## EXCERPTED RECORDS:
__________

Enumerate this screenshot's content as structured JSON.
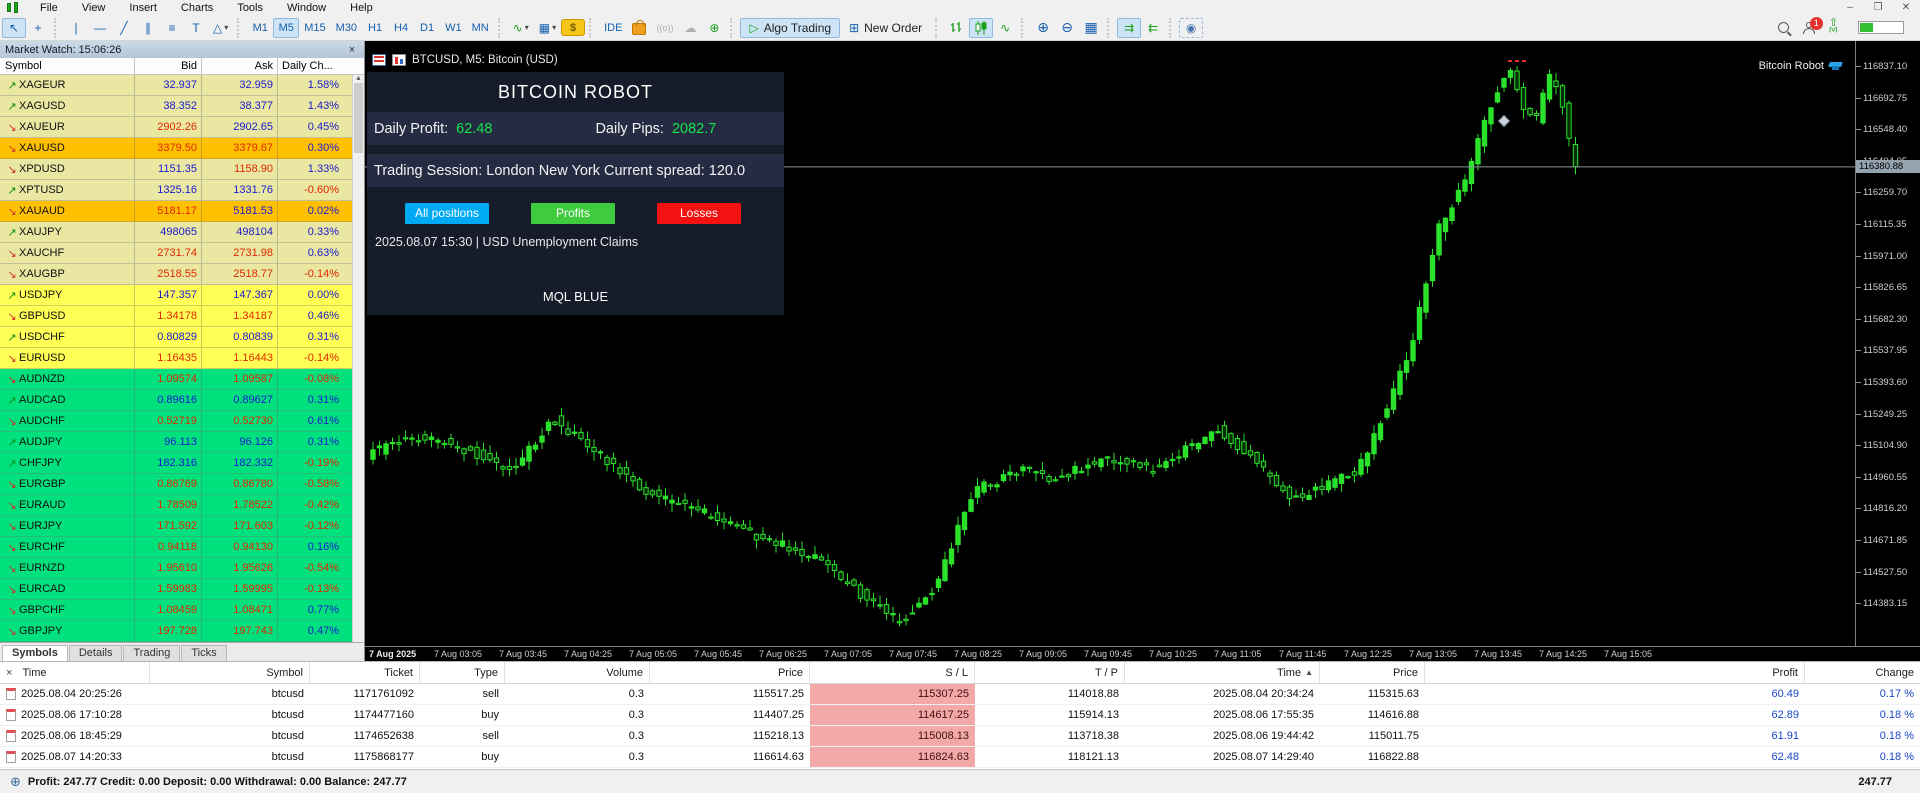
{
  "menu_bar": {
    "items": [
      "File",
      "View",
      "Insert",
      "Charts",
      "Tools",
      "Window",
      "Help"
    ]
  },
  "window_controls": {
    "minimize": "–",
    "maximize": "❐",
    "close": "✕"
  },
  "icons": {
    "up_arrow": "↗",
    "down_arrow": "↘",
    "close": "×",
    "sort_asc": "▲",
    "cursor": "↖",
    "crosshair": "+",
    "vertical_line": "∣",
    "horizontal_line": "―",
    "trendline": "╱",
    "channel": "∥",
    "equidistant": "≡",
    "text_tool": "T",
    "shapes": "△",
    "dropdown": "▾",
    "indicators": "∿",
    "templates": "▦",
    "dollar": "$",
    "signals": "((ο))",
    "cloud": "☁",
    "community": "⊕",
    "algo_play": "▷",
    "new_order_plus": "⊞",
    "bars": "☰",
    "line_chart": "∿",
    "zoom_in": "⊕",
    "zoom_out": "⊖",
    "tile": "▦",
    "shift_right": "⇉",
    "shift_left": "⇇",
    "camera": "◉",
    "scroll_up": "▲",
    "status": "⊕"
  },
  "toolbar": {
    "timeframes": [
      "M1",
      "M5",
      "M15",
      "M30",
      "H1",
      "H4",
      "D1",
      "W1",
      "MN"
    ],
    "active_timeframe": "M5",
    "ide_label": "IDE",
    "algo_trading_label": "Algo Trading",
    "new_order_label": "New Order",
    "alerts_badge": "1"
  },
  "market_watch": {
    "title": "Market Watch: 15:06:26",
    "columns": [
      "Symbol",
      "Bid",
      "Ask",
      "Daily Ch..."
    ],
    "tabs": [
      "Symbols",
      "Details",
      "Trading",
      "Ticks"
    ],
    "active_tab": "Symbols",
    "rows": [
      {
        "symbol": "XAGEUR",
        "dir": "up",
        "bid": "32.937",
        "bid_tone": "b",
        "ask": "32.959",
        "ask_tone": "b",
        "change": "1.58%",
        "chg_tone": "b",
        "group": "metal",
        "selected": false
      },
      {
        "symbol": "XAGUSD",
        "dir": "up",
        "bid": "38.352",
        "bid_tone": "b",
        "ask": "38.377",
        "ask_tone": "b",
        "change": "1.43%",
        "chg_tone": "b",
        "group": "metal",
        "selected": false
      },
      {
        "symbol": "XAUEUR",
        "dir": "down",
        "bid": "2902.26",
        "bid_tone": "r",
        "ask": "2902.65",
        "ask_tone": "b",
        "change": "0.45%",
        "chg_tone": "b",
        "group": "metal",
        "selected": false
      },
      {
        "symbol": "XAUUSD",
        "dir": "down",
        "bid": "3379.50",
        "bid_tone": "r",
        "ask": "3379.67",
        "ask_tone": "r",
        "change": "0.30%",
        "chg_tone": "b",
        "group": "metal",
        "selected": true
      },
      {
        "symbol": "XPDUSD",
        "dir": "down",
        "bid": "1151.35",
        "bid_tone": "b",
        "ask": "1158.90",
        "ask_tone": "r",
        "change": "1.33%",
        "chg_tone": "b",
        "group": "metal",
        "selected": false
      },
      {
        "symbol": "XPTUSD",
        "dir": "up",
        "bid": "1325.16",
        "bid_tone": "b",
        "ask": "1331.76",
        "ask_tone": "b",
        "change": "-0.60%",
        "chg_tone": "r",
        "group": "metal",
        "selected": false
      },
      {
        "symbol": "XAUAUD",
        "dir": "down",
        "bid": "5181.17",
        "bid_tone": "r",
        "ask": "5181.53",
        "ask_tone": "b",
        "change": "0.02%",
        "chg_tone": "b",
        "group": "metal",
        "selected": true
      },
      {
        "symbol": "XAUJPY",
        "dir": "up",
        "bid": "498065",
        "bid_tone": "b",
        "ask": "498104",
        "ask_tone": "b",
        "change": "0.33%",
        "chg_tone": "b",
        "group": "metal",
        "selected": false
      },
      {
        "symbol": "XAUCHF",
        "dir": "down",
        "bid": "2731.74",
        "bid_tone": "r",
        "ask": "2731.98",
        "ask_tone": "r",
        "change": "0.63%",
        "chg_tone": "b",
        "group": "metal",
        "selected": false
      },
      {
        "symbol": "XAUGBP",
        "dir": "down",
        "bid": "2518.55",
        "bid_tone": "r",
        "ask": "2518.77",
        "ask_tone": "r",
        "change": "-0.14%",
        "chg_tone": "r",
        "group": "metal",
        "selected": false
      },
      {
        "symbol": "USDJPY",
        "dir": "up",
        "bid": "147.357",
        "bid_tone": "b",
        "ask": "147.367",
        "ask_tone": "b",
        "change": "0.00%",
        "chg_tone": "b",
        "group": "major",
        "selected": false
      },
      {
        "symbol": "GBPUSD",
        "dir": "down",
        "bid": "1.34178",
        "bid_tone": "r",
        "ask": "1.34187",
        "ask_tone": "r",
        "change": "0.46%",
        "chg_tone": "b",
        "group": "major",
        "selected": false
      },
      {
        "symbol": "USDCHF",
        "dir": "up",
        "bid": "0.80829",
        "bid_tone": "b",
        "ask": "0.80839",
        "ask_tone": "b",
        "change": "0.31%",
        "chg_tone": "b",
        "group": "major",
        "selected": false
      },
      {
        "symbol": "EURUSD",
        "dir": "down",
        "bid": "1.16435",
        "bid_tone": "r",
        "ask": "1.16443",
        "ask_tone": "r",
        "change": "-0.14%",
        "chg_tone": "r",
        "group": "major",
        "selected": false
      },
      {
        "symbol": "AUDNZD",
        "dir": "down",
        "bid": "1.09574",
        "bid_tone": "r",
        "ask": "1.09587",
        "ask_tone": "r",
        "change": "-0.08%",
        "chg_tone": "r",
        "group": "cross",
        "selected": false
      },
      {
        "symbol": "AUDCAD",
        "dir": "up",
        "bid": "0.89616",
        "bid_tone": "b",
        "ask": "0.89627",
        "ask_tone": "b",
        "change": "0.31%",
        "chg_tone": "b",
        "group": "cross",
        "selected": false
      },
      {
        "symbol": "AUDCHF",
        "dir": "down",
        "bid": "0.52719",
        "bid_tone": "r",
        "ask": "0.52730",
        "ask_tone": "r",
        "change": "0.61%",
        "chg_tone": "b",
        "group": "cross",
        "selected": false
      },
      {
        "symbol": "AUDJPY",
        "dir": "up",
        "bid": "96.113",
        "bid_tone": "b",
        "ask": "96.126",
        "ask_tone": "b",
        "change": "0.31%",
        "chg_tone": "b",
        "group": "cross",
        "selected": false
      },
      {
        "symbol": "CHFJPY",
        "dir": "up",
        "bid": "182.316",
        "bid_tone": "b",
        "ask": "182.332",
        "ask_tone": "b",
        "change": "-0.19%",
        "chg_tone": "r",
        "group": "cross",
        "selected": false
      },
      {
        "symbol": "EURGBP",
        "dir": "down",
        "bid": "0.86769",
        "bid_tone": "r",
        "ask": "0.86780",
        "ask_tone": "r",
        "change": "-0.58%",
        "chg_tone": "r",
        "group": "cross",
        "selected": false
      },
      {
        "symbol": "EURAUD",
        "dir": "down",
        "bid": "1.78509",
        "bid_tone": "r",
        "ask": "1.78522",
        "ask_tone": "r",
        "change": "-0.42%",
        "chg_tone": "r",
        "group": "cross",
        "selected": false
      },
      {
        "symbol": "EURJPY",
        "dir": "down",
        "bid": "171.592",
        "bid_tone": "r",
        "ask": "171.603",
        "ask_tone": "r",
        "change": "-0.12%",
        "chg_tone": "r",
        "group": "cross",
        "selected": false
      },
      {
        "symbol": "EURCHF",
        "dir": "down",
        "bid": "0.94118",
        "bid_tone": "r",
        "ask": "0.94130",
        "ask_tone": "r",
        "change": "0.16%",
        "chg_tone": "b",
        "group": "cross",
        "selected": false
      },
      {
        "symbol": "EURNZD",
        "dir": "down",
        "bid": "1.95610",
        "bid_tone": "r",
        "ask": "1.95626",
        "ask_tone": "r",
        "change": "-0.54%",
        "chg_tone": "r",
        "group": "cross",
        "selected": false
      },
      {
        "symbol": "EURCAD",
        "dir": "down",
        "bid": "1.59983",
        "bid_tone": "r",
        "ask": "1.59995",
        "ask_tone": "r",
        "change": "-0.13%",
        "chg_tone": "r",
        "group": "cross",
        "selected": false
      },
      {
        "symbol": "GBPCHF",
        "dir": "down",
        "bid": "1.08459",
        "bid_tone": "r",
        "ask": "1.08471",
        "ask_tone": "r",
        "change": "0.77%",
        "chg_tone": "b",
        "group": "cross",
        "selected": false
      },
      {
        "symbol": "GBPJPY",
        "dir": "down",
        "bid": "197.728",
        "bid_tone": "r",
        "ask": "197.743",
        "ask_tone": "r",
        "change": "0.47%",
        "chg_tone": "b",
        "group": "cross",
        "selected": false
      }
    ]
  },
  "chart": {
    "title": "BTCUSD, M5:  Bitcoin (USD)",
    "watermark": "Bitcoin Robot",
    "current_price": "116380.88"
  },
  "robot_panel": {
    "title": "BITCOIN ROBOT",
    "daily_profit_label": "Daily Profit:",
    "daily_profit": "62.48",
    "daily_pips_label": "Daily Pips:",
    "daily_pips": "2082.7",
    "session_line": "Trading Session: London New York  Current spread: 120.0",
    "buttons": [
      "All positions",
      "Profits",
      "Losses"
    ],
    "news_line": "2025.08.07 15:30  |  USD    Unemployment Claims",
    "footer": "MQL BLUE"
  },
  "chart_data": {
    "type": "candlestick",
    "symbol": "BTCUSD",
    "timeframe": "M5",
    "current_price": 116380.88,
    "ylim": [
      114200,
      116900
    ],
    "price_axis_ticks": [
      "116837.10",
      "116692.75",
      "116548.40",
      "116404.05",
      "116259.70",
      "116115.35",
      "115971.00",
      "115826.65",
      "115682.30",
      "115537.95",
      "115393.60",
      "115249.25",
      "115104.90",
      "114960.55",
      "114816.20",
      "114671.85",
      "114527.50",
      "114383.15"
    ],
    "time_axis_ticks": [
      "7 Aug 2025",
      "7 Aug 03:05",
      "7 Aug 03:45",
      "7 Aug 04:25",
      "7 Aug 05:05",
      "7 Aug 05:45",
      "7 Aug 06:25",
      "7 Aug 07:05",
      "7 Aug 07:45",
      "7 Aug 08:25",
      "7 Aug 09:05",
      "7 Aug 09:45",
      "7 Aug 10:25",
      "7 Aug 11:05",
      "7 Aug 11:45",
      "7 Aug 12:25",
      "7 Aug 13:05",
      "7 Aug 13:45",
      "7 Aug 14:25",
      "7 Aug 15:05"
    ],
    "bars_approx": 186,
    "price_path": [
      {
        "x": 5,
        "p": 115060
      },
      {
        "x": 55,
        "p": 115150
      },
      {
        "x": 90,
        "p": 115120
      },
      {
        "x": 155,
        "p": 115000
      },
      {
        "x": 195,
        "p": 115230
      },
      {
        "x": 235,
        "p": 115090
      },
      {
        "x": 285,
        "p": 114900
      },
      {
        "x": 335,
        "p": 114820
      },
      {
        "x": 395,
        "p": 114700
      },
      {
        "x": 455,
        "p": 114600
      },
      {
        "x": 505,
        "p": 114420
      },
      {
        "x": 541,
        "p": 114300
      },
      {
        "x": 575,
        "p": 114450
      },
      {
        "x": 615,
        "p": 114900
      },
      {
        "x": 665,
        "p": 115000
      },
      {
        "x": 695,
        "p": 114950
      },
      {
        "x": 745,
        "p": 115050
      },
      {
        "x": 795,
        "p": 115000
      },
      {
        "x": 859,
        "p": 115180
      },
      {
        "x": 895,
        "p": 115050
      },
      {
        "x": 933,
        "p": 114860
      },
      {
        "x": 965,
        "p": 114920
      },
      {
        "x": 1000,
        "p": 115000
      },
      {
        "x": 1035,
        "p": 115350
      },
      {
        "x": 1055,
        "p": 115600
      },
      {
        "x": 1080,
        "p": 116100
      },
      {
        "x": 1105,
        "p": 116300
      },
      {
        "x": 1135,
        "p": 116700
      },
      {
        "x": 1150,
        "p": 116837
      },
      {
        "x": 1165,
        "p": 116650
      },
      {
        "x": 1178,
        "p": 116600
      },
      {
        "x": 1190,
        "p": 116800
      },
      {
        "x": 1203,
        "p": 116700
      },
      {
        "x": 1215,
        "p": 116381
      }
    ]
  },
  "history": {
    "columns": [
      "Time",
      "Symbol",
      "Ticket",
      "Type",
      "Volume",
      "Price",
      "S / L",
      "T / P",
      "Time",
      "Price",
      "Profit",
      "Change"
    ],
    "sorted_column_index": 8,
    "rows": [
      {
        "time": "2025.08.04 20:25:26",
        "symbol": "btcusd",
        "ticket": "1171761092",
        "type": "sell",
        "volume": "0.3",
        "open_price": "115517.25",
        "sl": "115307.25",
        "tp": "114018.88",
        "close_time": "2025.08.04 20:34:24",
        "close_price": "115315.63",
        "profit": "60.49",
        "change": "0.17 %"
      },
      {
        "time": "2025.08.06 17:10:28",
        "symbol": "btcusd",
        "ticket": "1174477160",
        "type": "buy",
        "volume": "0.3",
        "open_price": "114407.25",
        "sl": "114617.25",
        "tp": "115914.13",
        "close_time": "2025.08.06 17:55:35",
        "close_price": "114616.88",
        "profit": "62.89",
        "change": "0.18 %"
      },
      {
        "time": "2025.08.06 18:45:29",
        "symbol": "btcusd",
        "ticket": "1174652638",
        "type": "sell",
        "volume": "0.3",
        "open_price": "115218.13",
        "sl": "115008.13",
        "tp": "113718.38",
        "close_time": "2025.08.06 19:44:42",
        "close_price": "115011.75",
        "profit": "61.91",
        "change": "0.18 %"
      },
      {
        "time": "2025.08.07 14:20:33",
        "symbol": "btcusd",
        "ticket": "1175868177",
        "type": "buy",
        "volume": "0.3",
        "open_price": "116614.63",
        "sl": "116824.63",
        "tp": "118121.13",
        "close_time": "2025.08.07 14:29:40",
        "close_price": "116822.88",
        "profit": "62.48",
        "change": "0.18 %"
      }
    ]
  },
  "status_bar": {
    "summary": "Profit: 247.77   Credit: 0.00   Deposit: 0.00   Withdrawal: 0.00   Balance: 247.77",
    "right_value": "247.77"
  }
}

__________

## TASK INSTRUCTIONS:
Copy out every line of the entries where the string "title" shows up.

## SOLUTION FOR THIS EXERCISE:
    "title": "Market Watch: 15:06:26",
    "title": "BTCUSD, M5:  Bitcoin (USD)",
    "title": "BITCOIN ROBOT",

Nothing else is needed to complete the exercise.